"You did what?" was my reply.
"I told him that I have HIV. He told me you couldn't come today, so I decided to tell him by myself."
"What happened? What did he say?" I asked.
"He was fine," she said breezily. "Can we stop at Smoothie King?"

My heart was racing. This wasn't the way I'd planned it at all. I'd wanted to come in and have a discussion armed with my HIV handouts, with a list of URLs about HIV, and mentally prepared to answer questions. That clearly wasn't going to happen. Now what?

The next morning, I prayed on my way to the school for the meeting which now seemed to be in vain. I signed in at the office and Mr. T arrived punctually as always and greeted me with a smile. "The kids will be out of library in a few minutes, and then I can bring her to join us," he said, referring to my daughter. I told him that wasn't necessary; he and I could meet alone.

We sat down in the classroom and stared awkwardly at each other. I took a deep breath and started to speak, but Mr. T jumped in before I could say very much, and told me that he knew and that he felt very honored that my daughter trusted him enough to tell him about her status. He said that he thought she was a very brave, very special girl, and that he would respect her privacy. Then he asked if there was anything more he could do in the classroom to ensure that the other kids didn't get HER sick, pointing out the bottles of hand sanitizers on each desk and the Lysol and cleaning wipes located near some of the centers.

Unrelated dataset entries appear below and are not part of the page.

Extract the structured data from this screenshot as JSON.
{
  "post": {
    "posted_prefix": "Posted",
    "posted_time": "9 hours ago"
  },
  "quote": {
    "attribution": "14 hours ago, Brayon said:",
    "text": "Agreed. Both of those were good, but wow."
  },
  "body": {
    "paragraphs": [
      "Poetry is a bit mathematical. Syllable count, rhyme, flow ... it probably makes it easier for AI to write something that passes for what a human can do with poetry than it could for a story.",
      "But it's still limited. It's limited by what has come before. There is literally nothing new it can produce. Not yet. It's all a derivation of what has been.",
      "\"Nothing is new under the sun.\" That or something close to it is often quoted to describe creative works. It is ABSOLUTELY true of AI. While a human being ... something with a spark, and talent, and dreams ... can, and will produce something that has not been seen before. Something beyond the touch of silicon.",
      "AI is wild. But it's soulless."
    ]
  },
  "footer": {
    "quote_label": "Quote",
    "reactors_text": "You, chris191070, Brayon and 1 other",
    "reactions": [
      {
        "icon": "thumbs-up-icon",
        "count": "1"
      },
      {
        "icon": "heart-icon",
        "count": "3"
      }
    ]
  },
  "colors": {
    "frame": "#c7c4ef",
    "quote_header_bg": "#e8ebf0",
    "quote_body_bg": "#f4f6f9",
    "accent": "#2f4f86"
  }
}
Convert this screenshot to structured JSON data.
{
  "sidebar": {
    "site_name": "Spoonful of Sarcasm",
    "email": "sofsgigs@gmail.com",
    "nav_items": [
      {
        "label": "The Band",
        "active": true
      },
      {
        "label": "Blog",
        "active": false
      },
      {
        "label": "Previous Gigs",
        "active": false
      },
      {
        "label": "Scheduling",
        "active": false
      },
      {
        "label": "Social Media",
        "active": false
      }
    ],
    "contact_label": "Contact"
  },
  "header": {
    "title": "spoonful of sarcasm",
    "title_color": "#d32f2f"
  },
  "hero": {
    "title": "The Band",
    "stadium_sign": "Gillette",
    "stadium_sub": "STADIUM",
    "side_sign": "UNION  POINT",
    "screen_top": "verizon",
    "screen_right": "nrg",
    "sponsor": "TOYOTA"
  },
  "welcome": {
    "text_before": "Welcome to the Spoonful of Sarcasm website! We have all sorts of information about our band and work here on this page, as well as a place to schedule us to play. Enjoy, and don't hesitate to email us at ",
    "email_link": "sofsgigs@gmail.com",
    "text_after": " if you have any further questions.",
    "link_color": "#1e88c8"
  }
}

I was so touched by his reaction that I really couldn't find words at first. Then I thanked him for understanding, and we proceeded to have a very interesting discussion about HIV and adoption. We were so engrossed in conversation we almost went over the allotted time! Afterward, I thanked him and left.


And, well, nothing! He continued to treat her the same as always--kindly, but not like she was a danger, "different" or in need of pity or sympathy. One day, months later, she got hurt on the playground. She came home with a bandage over a scrape that had clearly broken the skin and bled. Apparently he cleaned the wound without any fanfare, bandaged her up, and sent her back to play. I didn't get any calls from work to pick her up, or any email as an FYI. It was treated the way it would have been if any child in her class had gotten a minor incident.

So thank you, Mr. T, for all that you do, and for all the people out there like you. You judge a person by who they are rather than by three letters on a piece of paper. Thank you for helping to build my daughter's confidence this year and helping her to learn that disclosure deoesn;t have to have disastrous results. Thank you for challenging her in her schoolwork, and for the many conversations we've had regarding school, behavior, and various issues. I always felt that you respected me as a valuable part of my daughter's academic and overall growth.

Thank you for being who you are.